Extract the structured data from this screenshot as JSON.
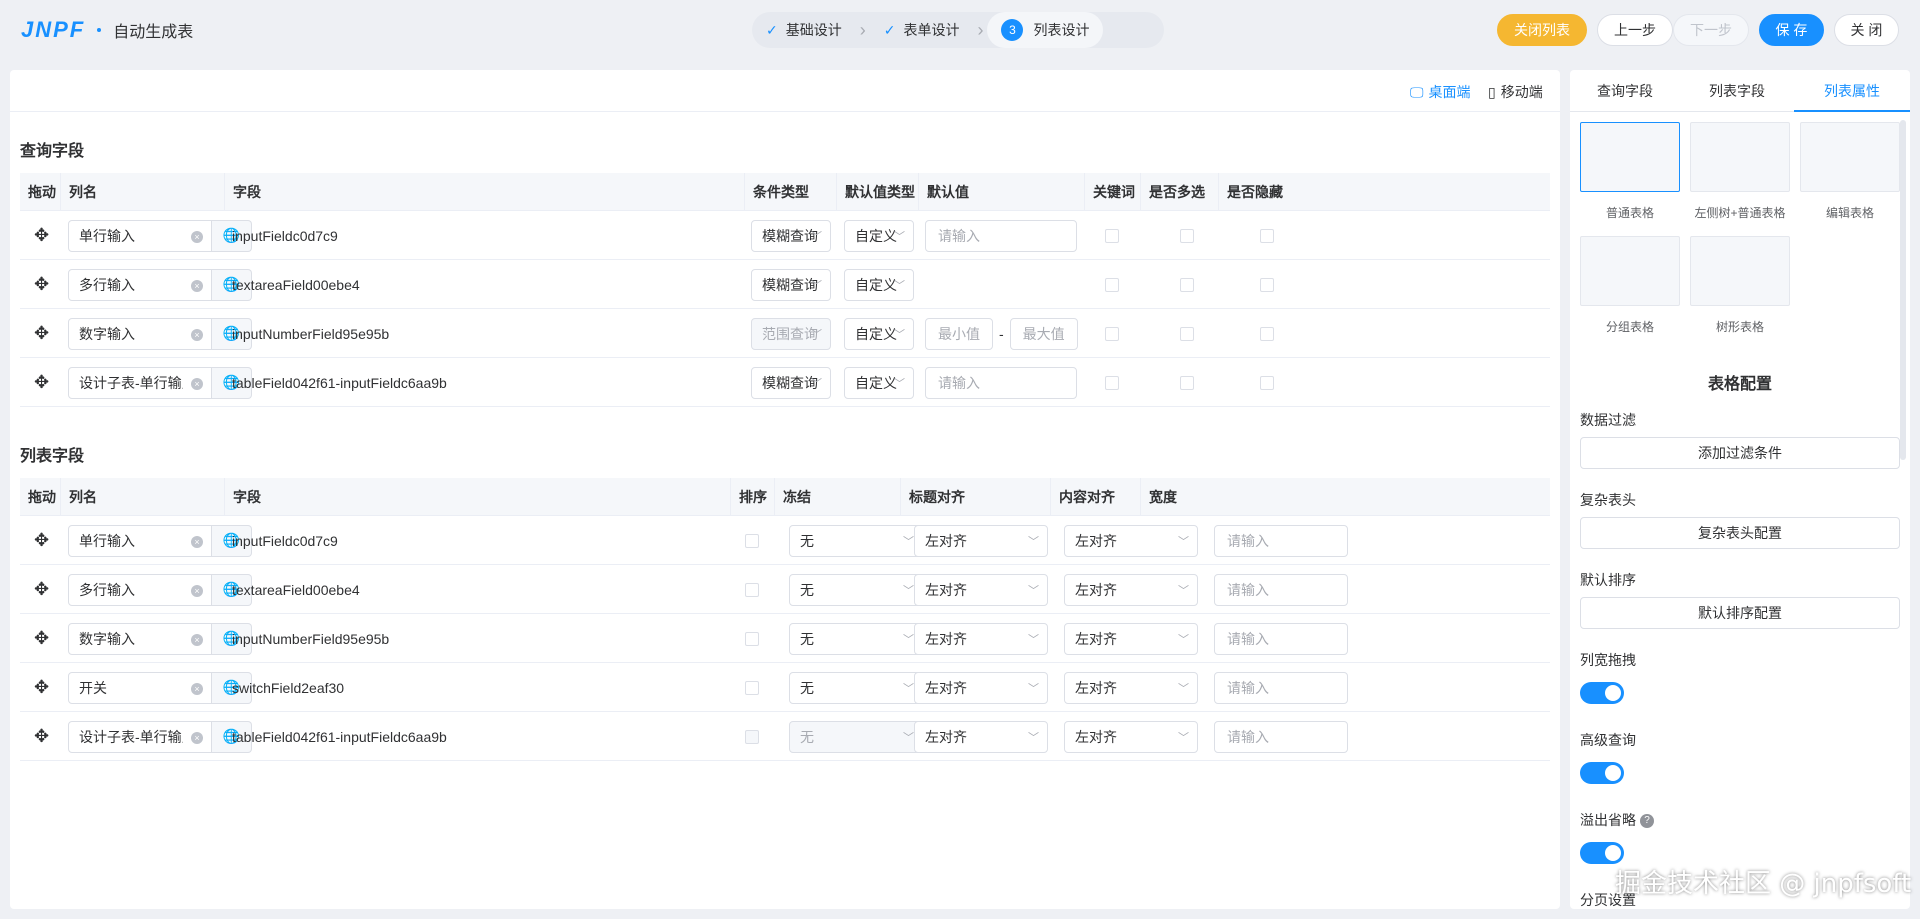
{
  "app": {
    "logo": "JNPF",
    "title": "自动生成表"
  },
  "steps": [
    {
      "label": "基础设计",
      "done": true
    },
    {
      "label": "表单设计",
      "done": true
    },
    {
      "label": "列表设计",
      "num": "3",
      "active": true
    }
  ],
  "actions": {
    "close_list": "关闭列表",
    "prev": "上一步",
    "next": "下一步",
    "save": "保 存",
    "close": "关 闭"
  },
  "devices": {
    "desktop": "桌面端",
    "mobile": "移动端"
  },
  "query": {
    "title": "查询字段",
    "headers": [
      "拖动",
      "列名",
      "字段",
      "条件类型",
      "默认值类型",
      "默认值",
      "关键词",
      "是否多选",
      "是否隐藏"
    ],
    "rows": [
      {
        "name": "单行输入",
        "field": "inputFieldc0d7c9",
        "cond": "模糊查询",
        "cond_disabled": false,
        "deftype": "自定义",
        "input": "请输入"
      },
      {
        "name": "多行输入",
        "field": "textareaField00ebe4",
        "cond": "模糊查询",
        "cond_disabled": false,
        "deftype": "自定义"
      },
      {
        "name": "数字输入",
        "field": "inputNumberField95e95b",
        "cond": "范围查询",
        "cond_disabled": true,
        "deftype": "自定义",
        "min": "最小值",
        "sep": "-",
        "max": "最大值"
      },
      {
        "name": "设计子表-单行输入",
        "field": "tableField042f61-inputFieldc6aa9b",
        "cond": "模糊查询",
        "cond_disabled": false,
        "deftype": "自定义",
        "input": "请输入"
      }
    ]
  },
  "list": {
    "title": "列表字段",
    "headers": [
      "拖动",
      "列名",
      "字段",
      "排序",
      "冻结",
      "标题对齐",
      "内容对齐",
      "宽度"
    ],
    "rows": [
      {
        "name": "单行输入",
        "field": "inputFieldc0d7c9",
        "freeze": "无",
        "freeze_disabled": false,
        "title_align": "左对齐",
        "content_align": "左对齐",
        "width": "请输入"
      },
      {
        "name": "多行输入",
        "field": "textareaField00ebe4",
        "freeze": "无",
        "freeze_disabled": false,
        "title_align": "左对齐",
        "content_align": "左对齐",
        "width": "请输入"
      },
      {
        "name": "数字输入",
        "field": "inputNumberField95e95b",
        "freeze": "无",
        "freeze_disabled": false,
        "title_align": "左对齐",
        "content_align": "左对齐",
        "width": "请输入"
      },
      {
        "name": "开关",
        "field": "switchField2eaf30",
        "freeze": "无",
        "freeze_disabled": false,
        "title_align": "左对齐",
        "content_align": "左对齐",
        "width": "请输入"
      },
      {
        "name": "设计子表-单行输入",
        "field": "tableField042f61-inputFieldc6aa9b",
        "freeze": "无",
        "freeze_disabled": true,
        "title_align": "左对齐",
        "content_align": "左对齐",
        "width": "请输入"
      }
    ]
  },
  "side": {
    "tabs": [
      "查询字段",
      "列表字段",
      "列表属性"
    ],
    "layouts": [
      "普通表格",
      "左侧树+普通表格",
      "编辑表格",
      "分组表格",
      "树形表格"
    ],
    "config_title": "表格配置",
    "data_filter": {
      "label": "数据过滤",
      "button": "添加过滤条件"
    },
    "complex_header": {
      "label": "复杂表头",
      "button": "复杂表头配置"
    },
    "default_sort": {
      "label": "默认排序",
      "button": "默认排序配置"
    },
    "col_drag": "列宽拖拽",
    "adv_query": "高级查询",
    "overflow": "溢出省略",
    "paging": "分页设置"
  },
  "watermark": "掘金技术社区 @ jnpfsoft",
  "colors": {
    "primary": "#1890ff",
    "warning": "#f5b731"
  }
}
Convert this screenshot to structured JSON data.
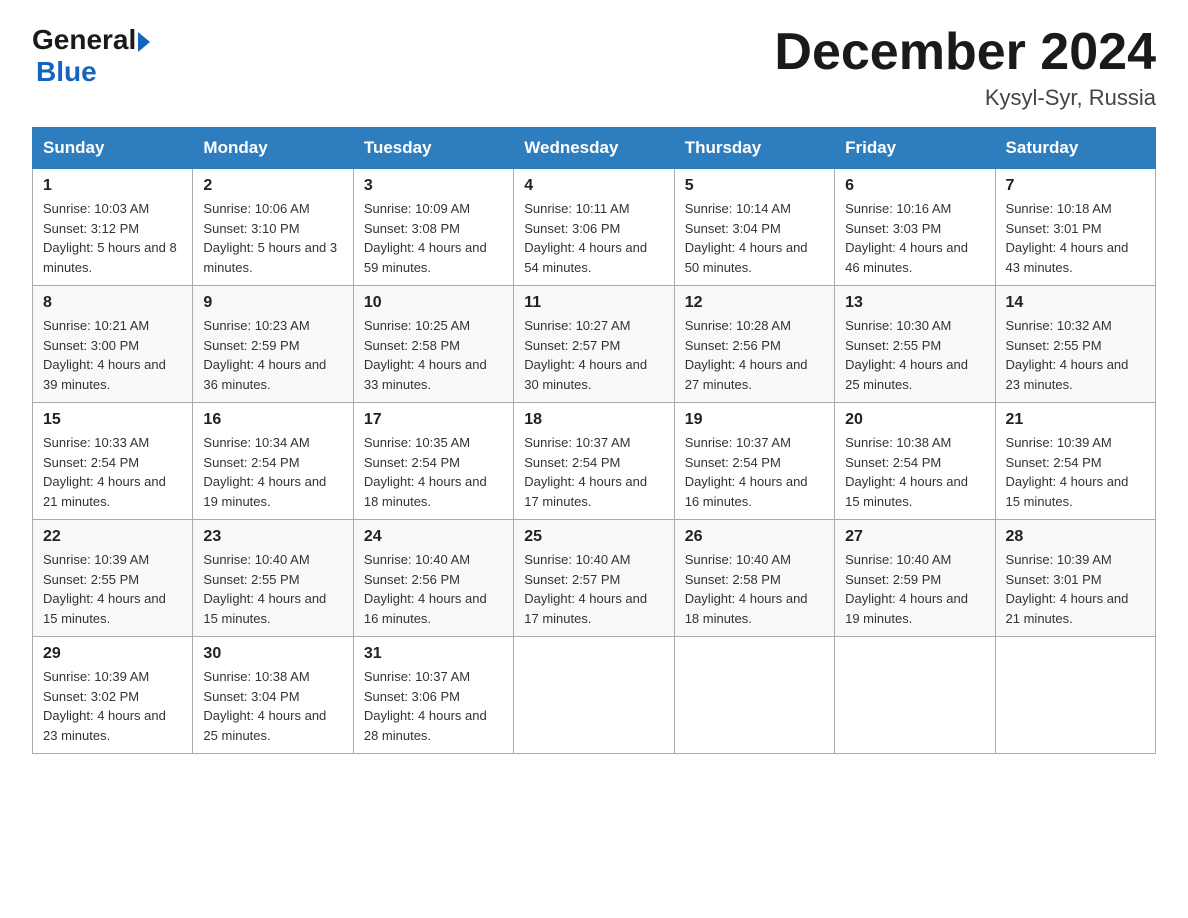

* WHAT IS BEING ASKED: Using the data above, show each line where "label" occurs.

* EXPECTED ANSWER:
      "label": "基础设计",
      "label": "表单设计",
      "label": "列表设计",
      "label": "数据过滤",
      "label": "复杂表头",
      "label": "默认排序",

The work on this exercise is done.